[WORK ITEM]:
Based on the entries below, how many lines contain the word "Sign"? Respond with only the number.

[MATERIALS PROVIDED]:
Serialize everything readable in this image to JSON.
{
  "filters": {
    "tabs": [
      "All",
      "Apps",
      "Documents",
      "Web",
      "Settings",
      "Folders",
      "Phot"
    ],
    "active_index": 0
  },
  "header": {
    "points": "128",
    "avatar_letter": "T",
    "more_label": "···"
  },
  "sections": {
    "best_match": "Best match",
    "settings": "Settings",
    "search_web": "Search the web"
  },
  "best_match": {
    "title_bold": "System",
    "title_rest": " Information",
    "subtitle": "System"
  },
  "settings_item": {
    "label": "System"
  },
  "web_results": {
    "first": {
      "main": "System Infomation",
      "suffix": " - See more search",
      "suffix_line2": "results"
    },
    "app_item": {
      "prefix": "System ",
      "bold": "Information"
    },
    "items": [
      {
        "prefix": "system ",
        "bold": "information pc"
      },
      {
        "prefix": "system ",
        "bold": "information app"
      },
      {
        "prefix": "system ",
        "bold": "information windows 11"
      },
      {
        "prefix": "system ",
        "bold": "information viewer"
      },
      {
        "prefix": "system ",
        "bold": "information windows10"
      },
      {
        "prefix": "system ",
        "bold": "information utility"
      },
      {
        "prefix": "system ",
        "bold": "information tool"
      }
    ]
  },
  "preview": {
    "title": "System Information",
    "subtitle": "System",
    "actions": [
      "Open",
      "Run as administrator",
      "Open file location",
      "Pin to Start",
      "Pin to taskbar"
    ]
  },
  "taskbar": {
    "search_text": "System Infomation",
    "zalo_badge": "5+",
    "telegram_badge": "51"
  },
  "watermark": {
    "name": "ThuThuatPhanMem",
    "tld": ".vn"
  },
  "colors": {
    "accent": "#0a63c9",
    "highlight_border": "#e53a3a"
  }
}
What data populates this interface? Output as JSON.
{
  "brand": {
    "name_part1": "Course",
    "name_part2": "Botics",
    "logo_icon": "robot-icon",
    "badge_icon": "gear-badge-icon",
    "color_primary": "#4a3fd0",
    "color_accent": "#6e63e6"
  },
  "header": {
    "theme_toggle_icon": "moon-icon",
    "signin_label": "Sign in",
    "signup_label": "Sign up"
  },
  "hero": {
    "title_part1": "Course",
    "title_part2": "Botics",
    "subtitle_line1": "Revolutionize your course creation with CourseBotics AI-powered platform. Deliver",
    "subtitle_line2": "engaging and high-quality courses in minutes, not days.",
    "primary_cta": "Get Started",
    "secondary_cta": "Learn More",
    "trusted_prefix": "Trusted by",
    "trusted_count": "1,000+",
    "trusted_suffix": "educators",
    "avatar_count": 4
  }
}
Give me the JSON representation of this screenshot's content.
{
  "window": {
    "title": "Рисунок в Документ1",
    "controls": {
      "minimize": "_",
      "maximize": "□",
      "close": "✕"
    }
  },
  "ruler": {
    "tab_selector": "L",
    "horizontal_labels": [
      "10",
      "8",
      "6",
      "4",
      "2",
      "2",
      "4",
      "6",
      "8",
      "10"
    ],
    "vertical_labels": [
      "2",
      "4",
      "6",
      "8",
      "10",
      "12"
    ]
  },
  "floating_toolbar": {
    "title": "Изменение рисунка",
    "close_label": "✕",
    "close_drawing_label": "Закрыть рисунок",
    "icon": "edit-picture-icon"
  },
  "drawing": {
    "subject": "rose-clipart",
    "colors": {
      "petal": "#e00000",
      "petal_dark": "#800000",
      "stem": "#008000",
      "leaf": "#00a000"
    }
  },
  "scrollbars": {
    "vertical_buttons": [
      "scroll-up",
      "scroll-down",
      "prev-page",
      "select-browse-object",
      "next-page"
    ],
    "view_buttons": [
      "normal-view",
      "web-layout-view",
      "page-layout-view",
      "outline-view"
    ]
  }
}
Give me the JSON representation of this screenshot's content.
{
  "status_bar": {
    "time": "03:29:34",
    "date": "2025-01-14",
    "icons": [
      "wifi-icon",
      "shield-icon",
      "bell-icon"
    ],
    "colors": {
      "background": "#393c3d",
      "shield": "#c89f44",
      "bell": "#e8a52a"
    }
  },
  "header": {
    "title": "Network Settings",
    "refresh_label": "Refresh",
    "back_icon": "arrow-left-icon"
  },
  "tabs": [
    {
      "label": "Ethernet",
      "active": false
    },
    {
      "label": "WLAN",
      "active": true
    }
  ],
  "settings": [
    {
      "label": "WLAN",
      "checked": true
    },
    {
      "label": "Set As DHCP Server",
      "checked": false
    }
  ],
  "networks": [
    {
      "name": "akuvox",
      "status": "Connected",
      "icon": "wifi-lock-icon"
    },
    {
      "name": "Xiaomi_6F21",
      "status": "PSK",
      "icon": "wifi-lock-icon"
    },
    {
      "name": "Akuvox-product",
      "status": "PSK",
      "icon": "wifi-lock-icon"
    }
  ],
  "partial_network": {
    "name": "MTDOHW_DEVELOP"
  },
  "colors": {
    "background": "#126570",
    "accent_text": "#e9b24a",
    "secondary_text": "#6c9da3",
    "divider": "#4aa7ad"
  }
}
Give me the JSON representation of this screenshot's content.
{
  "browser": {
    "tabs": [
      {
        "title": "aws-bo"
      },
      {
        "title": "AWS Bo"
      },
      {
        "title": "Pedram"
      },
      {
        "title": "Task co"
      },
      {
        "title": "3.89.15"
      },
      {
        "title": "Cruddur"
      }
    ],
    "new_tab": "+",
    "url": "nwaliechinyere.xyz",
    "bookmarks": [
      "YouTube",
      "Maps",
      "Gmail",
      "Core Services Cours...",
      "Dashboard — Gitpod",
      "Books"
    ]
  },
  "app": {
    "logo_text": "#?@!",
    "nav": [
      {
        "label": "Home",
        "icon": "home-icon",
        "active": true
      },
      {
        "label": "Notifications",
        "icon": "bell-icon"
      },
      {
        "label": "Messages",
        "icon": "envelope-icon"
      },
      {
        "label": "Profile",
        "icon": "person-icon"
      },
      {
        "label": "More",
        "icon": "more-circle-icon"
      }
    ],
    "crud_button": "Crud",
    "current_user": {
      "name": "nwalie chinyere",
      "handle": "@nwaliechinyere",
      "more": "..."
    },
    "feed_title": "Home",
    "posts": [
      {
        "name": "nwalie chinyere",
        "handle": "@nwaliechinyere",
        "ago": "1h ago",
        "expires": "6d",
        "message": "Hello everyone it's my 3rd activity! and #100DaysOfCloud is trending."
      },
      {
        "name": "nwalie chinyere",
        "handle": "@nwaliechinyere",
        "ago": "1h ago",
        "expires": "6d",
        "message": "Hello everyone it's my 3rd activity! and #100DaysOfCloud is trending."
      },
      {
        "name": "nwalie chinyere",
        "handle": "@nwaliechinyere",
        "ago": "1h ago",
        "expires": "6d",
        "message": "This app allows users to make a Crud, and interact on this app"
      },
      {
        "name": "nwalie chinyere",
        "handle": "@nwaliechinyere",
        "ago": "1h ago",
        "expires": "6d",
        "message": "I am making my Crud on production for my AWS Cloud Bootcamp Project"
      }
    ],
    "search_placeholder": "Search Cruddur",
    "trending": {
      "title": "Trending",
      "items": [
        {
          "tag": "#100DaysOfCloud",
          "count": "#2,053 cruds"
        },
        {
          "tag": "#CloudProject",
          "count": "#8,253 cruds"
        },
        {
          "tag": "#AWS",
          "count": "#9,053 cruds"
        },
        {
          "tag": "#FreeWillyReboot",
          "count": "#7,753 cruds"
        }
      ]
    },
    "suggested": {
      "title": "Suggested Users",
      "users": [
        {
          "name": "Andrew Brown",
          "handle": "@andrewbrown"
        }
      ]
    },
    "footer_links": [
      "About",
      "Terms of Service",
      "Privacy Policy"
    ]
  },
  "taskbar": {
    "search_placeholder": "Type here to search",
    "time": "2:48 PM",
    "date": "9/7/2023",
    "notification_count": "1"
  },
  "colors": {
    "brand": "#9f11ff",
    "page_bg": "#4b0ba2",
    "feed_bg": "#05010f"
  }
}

[ANSWER SPACE]:
2